With 5-10 million so-called "assault rifles" and a far larger number of functionally equivalent firearms legally owned in the US, the push to outlaw certain types of firearms is unlikely to deprive aspiring mass shooters of weapons. Indeed, long guns of all types represent a very small fraction of the weapons used in either homicides or suicides in the US. We argue below that one of the serious gaps in our system for preventing these terrible events is the absence of a credible and workable system for limiting the access by the small number of seriously mental ill individuals with a history of violence and substance abuse to firearms. No single solution for mass shootings in the US is at hand, but there are steps that could help ward off future tragedies. Mass shooters fall into three - often overlapping - categories: severely mentally disturbed individuals, domestic terrorists and evil individuals who are neither insane as defined in law nor motivated by political beliefs. Disrupting future attacks arguably will require departures from current practices of law enforcement and intelligence agencies to monitor social media to identify those who display attributes of extreme hatred or mental instability. This will require new legislation and clear safeguards to prevent abuse. When individuals “of concern” are identified by social media posts or expressions of concern by family, friends or acquaintances, the next step will be searching criminal history databases, a relatively straightforward exercise. However, our criminal justice system routinely bargains away serious charges to avoid trial or to achieve progressive changes to the criminal justice system itself.
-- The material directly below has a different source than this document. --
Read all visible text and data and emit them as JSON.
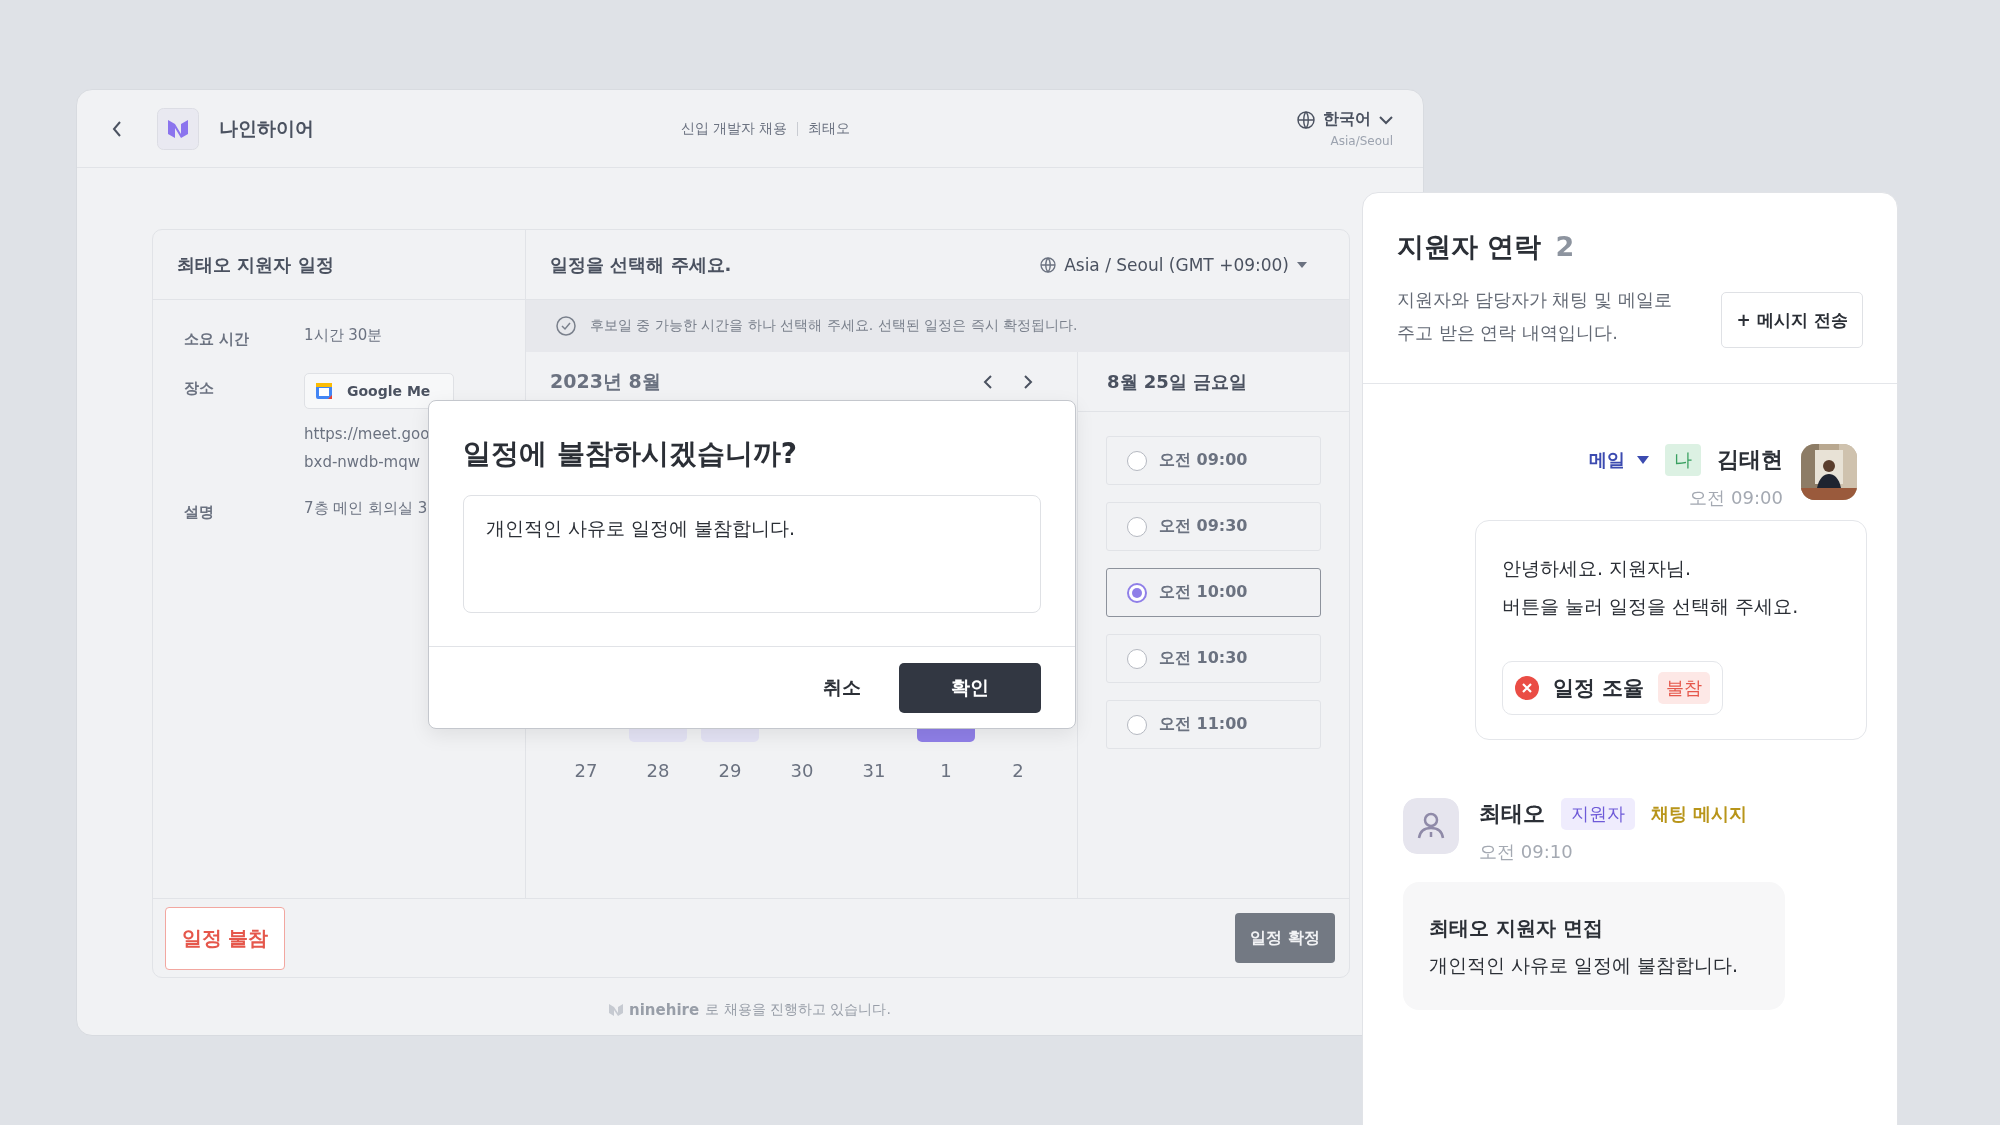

As a result, potentially dangerous individuals escape identification because their names are not submitted to the FBI’s database as ineligible to possess firearms. ... Read More